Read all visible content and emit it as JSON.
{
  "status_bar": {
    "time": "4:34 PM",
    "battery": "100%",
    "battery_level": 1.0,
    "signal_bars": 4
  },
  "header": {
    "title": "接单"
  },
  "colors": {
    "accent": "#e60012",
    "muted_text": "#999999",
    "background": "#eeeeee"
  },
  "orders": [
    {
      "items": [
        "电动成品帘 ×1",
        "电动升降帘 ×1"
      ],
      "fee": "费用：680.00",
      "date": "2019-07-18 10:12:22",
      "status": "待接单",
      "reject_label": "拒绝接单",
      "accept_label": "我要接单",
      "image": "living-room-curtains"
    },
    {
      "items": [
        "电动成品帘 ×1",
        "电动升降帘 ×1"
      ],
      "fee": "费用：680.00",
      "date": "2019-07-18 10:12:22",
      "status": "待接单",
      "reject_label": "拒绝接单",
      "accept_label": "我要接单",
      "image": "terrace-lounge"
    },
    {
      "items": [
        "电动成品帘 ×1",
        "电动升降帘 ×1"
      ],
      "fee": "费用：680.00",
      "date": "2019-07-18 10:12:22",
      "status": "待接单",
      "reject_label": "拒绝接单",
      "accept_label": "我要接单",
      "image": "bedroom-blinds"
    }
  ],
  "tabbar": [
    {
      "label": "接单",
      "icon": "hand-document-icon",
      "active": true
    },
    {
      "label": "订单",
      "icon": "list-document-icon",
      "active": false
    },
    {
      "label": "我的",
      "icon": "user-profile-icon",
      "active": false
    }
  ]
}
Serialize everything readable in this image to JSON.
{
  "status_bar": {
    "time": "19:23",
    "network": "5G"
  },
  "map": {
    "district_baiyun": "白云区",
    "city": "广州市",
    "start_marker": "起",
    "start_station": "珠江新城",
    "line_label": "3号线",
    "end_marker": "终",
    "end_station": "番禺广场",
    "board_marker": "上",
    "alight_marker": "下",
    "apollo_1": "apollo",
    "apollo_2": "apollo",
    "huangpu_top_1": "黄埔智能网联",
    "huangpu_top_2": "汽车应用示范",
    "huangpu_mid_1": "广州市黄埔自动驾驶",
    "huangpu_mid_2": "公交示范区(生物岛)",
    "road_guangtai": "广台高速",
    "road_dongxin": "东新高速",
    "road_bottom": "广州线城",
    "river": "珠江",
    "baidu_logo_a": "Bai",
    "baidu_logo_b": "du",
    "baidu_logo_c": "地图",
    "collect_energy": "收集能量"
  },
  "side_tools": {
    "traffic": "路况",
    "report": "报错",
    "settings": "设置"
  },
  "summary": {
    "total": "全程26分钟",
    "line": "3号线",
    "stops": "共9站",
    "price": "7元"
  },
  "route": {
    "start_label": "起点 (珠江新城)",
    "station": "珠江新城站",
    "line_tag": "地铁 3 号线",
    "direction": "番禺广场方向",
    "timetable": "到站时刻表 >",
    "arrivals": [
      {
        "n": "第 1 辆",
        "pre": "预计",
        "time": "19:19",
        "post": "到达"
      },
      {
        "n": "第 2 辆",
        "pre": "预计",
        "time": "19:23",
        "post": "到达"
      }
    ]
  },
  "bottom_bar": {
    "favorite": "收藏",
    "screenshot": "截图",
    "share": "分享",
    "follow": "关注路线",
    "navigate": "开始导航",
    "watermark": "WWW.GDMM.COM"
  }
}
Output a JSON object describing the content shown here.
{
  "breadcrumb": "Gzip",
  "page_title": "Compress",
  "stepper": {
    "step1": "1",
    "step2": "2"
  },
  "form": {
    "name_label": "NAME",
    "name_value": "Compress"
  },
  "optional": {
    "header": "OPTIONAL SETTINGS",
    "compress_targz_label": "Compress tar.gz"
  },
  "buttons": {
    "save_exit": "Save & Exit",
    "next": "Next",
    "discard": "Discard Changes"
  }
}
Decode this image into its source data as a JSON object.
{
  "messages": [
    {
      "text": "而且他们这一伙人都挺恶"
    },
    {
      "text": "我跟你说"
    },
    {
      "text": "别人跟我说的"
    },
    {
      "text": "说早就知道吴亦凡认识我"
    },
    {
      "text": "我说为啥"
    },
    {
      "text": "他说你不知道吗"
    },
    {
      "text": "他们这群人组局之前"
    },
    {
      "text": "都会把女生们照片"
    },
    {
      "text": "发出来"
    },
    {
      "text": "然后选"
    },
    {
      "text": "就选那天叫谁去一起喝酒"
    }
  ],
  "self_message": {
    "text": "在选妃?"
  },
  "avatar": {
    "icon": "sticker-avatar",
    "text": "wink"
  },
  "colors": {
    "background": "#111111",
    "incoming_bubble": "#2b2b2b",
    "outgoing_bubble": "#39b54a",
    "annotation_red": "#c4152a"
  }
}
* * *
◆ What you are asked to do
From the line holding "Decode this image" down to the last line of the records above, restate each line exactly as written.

◆ Result of the exercise
Decode this image into its source data as a JSON object.
{
  "messages": [
    {
      "text": "而且他们这一伙人都挺恶"
    },
    {
      "text": "我跟你说"
    },
    {
      "text": "别人跟我说的"
    },
    {
      "text": "说早就知道吴亦凡认识我"
    },
    {
      "text": "我说为啥"
    },
    {
      "text": "他说你不知道吗"
    },
    {
      "text": "他们这群人组局之前"
    },
    {
      "text": "都会把女生们照片"
    },
    {
      "text": "发出来"
    },
    {
      "text": "然后选"
    },
    {
      "text": "就选那天叫谁去一起喝酒"
    }
  ],
  "self_message": {
    "text": "在选妃?"
  },
  "avatar": {
    "icon": "sticker-avatar",
    "text": "wink"
  },
  "colors": {
    "background": "#111111",
    "incoming_bubble": "#2b2b2b",
    "outgoing_bubble": "#39b54a",
    "annotation_red": "#c4152a"
  }
}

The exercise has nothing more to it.